» WHAT IS REQUIRED:
The full set of entries has to be output exactly.
━━━━━━━━
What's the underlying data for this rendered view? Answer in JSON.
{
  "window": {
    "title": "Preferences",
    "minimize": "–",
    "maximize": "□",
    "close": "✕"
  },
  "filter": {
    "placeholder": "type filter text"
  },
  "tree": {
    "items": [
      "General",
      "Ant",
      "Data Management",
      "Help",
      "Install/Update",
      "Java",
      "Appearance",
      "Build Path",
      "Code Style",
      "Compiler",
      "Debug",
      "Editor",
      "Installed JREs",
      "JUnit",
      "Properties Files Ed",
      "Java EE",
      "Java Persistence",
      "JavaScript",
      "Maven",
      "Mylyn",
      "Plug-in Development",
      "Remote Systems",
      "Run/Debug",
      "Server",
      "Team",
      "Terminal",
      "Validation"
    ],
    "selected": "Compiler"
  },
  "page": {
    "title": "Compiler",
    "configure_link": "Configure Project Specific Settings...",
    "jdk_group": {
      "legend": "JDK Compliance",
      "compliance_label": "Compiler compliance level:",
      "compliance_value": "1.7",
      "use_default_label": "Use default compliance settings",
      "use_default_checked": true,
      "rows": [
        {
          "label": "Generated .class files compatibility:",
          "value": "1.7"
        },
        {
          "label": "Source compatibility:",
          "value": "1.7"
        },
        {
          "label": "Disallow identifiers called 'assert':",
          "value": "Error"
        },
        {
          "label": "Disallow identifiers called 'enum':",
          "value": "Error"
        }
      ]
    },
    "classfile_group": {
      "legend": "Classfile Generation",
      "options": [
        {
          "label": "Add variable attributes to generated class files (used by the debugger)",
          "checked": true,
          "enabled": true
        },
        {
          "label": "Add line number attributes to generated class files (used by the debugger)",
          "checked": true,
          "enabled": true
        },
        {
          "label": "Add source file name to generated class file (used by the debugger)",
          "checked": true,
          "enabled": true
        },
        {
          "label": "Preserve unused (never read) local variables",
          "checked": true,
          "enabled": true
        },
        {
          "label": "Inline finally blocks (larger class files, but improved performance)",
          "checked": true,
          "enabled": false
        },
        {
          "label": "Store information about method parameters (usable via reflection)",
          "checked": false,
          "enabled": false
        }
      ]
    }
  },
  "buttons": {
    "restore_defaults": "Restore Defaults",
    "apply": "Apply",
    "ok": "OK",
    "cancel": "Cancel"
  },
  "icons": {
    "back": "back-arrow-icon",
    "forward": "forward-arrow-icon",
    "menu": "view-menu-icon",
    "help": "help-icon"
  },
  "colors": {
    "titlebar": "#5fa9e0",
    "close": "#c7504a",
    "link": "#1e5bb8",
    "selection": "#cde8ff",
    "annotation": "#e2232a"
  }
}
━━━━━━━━
» TASK RESULT:
What's the underlying data for this rendered view? Answer in JSON.
{
  "window": {
    "title": "Preferences",
    "minimize": "–",
    "maximize": "□",
    "close": "✕"
  },
  "filter": {
    "placeholder": "type filter text"
  },
  "tree": {
    "items": [
      "General",
      "Ant",
      "Data Management",
      "Help",
      "Install/Update",
      "Java",
      "Appearance",
      "Build Path",
      "Code Style",
      "Compiler",
      "Debug",
      "Editor",
      "Installed JREs",
      "JUnit",
      "Properties Files Ed",
      "Java EE",
      "Java Persistence",
      "JavaScript",
      "Maven",
      "Mylyn",
      "Plug-in Development",
      "Remote Systems",
      "Run/Debug",
      "Server",
      "Team",
      "Terminal",
      "Validation"
    ],
    "selected": "Compiler"
  },
  "page": {
    "title": "Compiler",
    "configure_link": "Configure Project Specific Settings...",
    "jdk_group": {
      "legend": "JDK Compliance",
      "compliance_label": "Compiler compliance level:",
      "compliance_value": "1.7",
      "use_default_label": "Use default compliance settings",
      "use_default_checked": true,
      "rows": [
        {
          "label": "Generated .class files compatibility:",
          "value": "1.7"
        },
        {
          "label": "Source compatibility:",
          "value": "1.7"
        },
        {
          "label": "Disallow identifiers called 'assert':",
          "value": "Error"
        },
        {
          "label": "Disallow identifiers called 'enum':",
          "value": "Error"
        }
      ]
    },
    "classfile_group": {
      "legend": "Classfile Generation",
      "options": [
        {
          "label": "Add variable attributes to generated class files (used by the debugger)",
          "checked": true,
          "enabled": true
        },
        {
          "label": "Add line number attributes to generated class files (used by the debugger)",
          "checked": true,
          "enabled": true
        },
        {
          "label": "Add source file name to generated class file (used by the debugger)",
          "checked": true,
          "enabled": true
        },
        {
          "label": "Preserve unused (never read) local variables",
          "checked": true,
          "enabled": true
        },
        {
          "label": "Inline finally blocks (larger class files, but improved performance)",
          "checked": true,
          "enabled": false
        },
        {
          "label": "Store information about method parameters (usable via reflection)",
          "checked": false,
          "enabled": false
        }
      ]
    }
  },
  "buttons": {
    "restore_defaults": "Restore Defaults",
    "apply": "Apply",
    "ok": "OK",
    "cancel": "Cancel"
  },
  "icons": {
    "back": "back-arrow-icon",
    "forward": "forward-arrow-icon",
    "menu": "view-menu-icon",
    "help": "help-icon"
  },
  "colors": {
    "titlebar": "#5fa9e0",
    "close": "#c7504a",
    "link": "#1e5bb8",
    "selection": "#cde8ff",
    "annotation": "#e2232a"
  }
}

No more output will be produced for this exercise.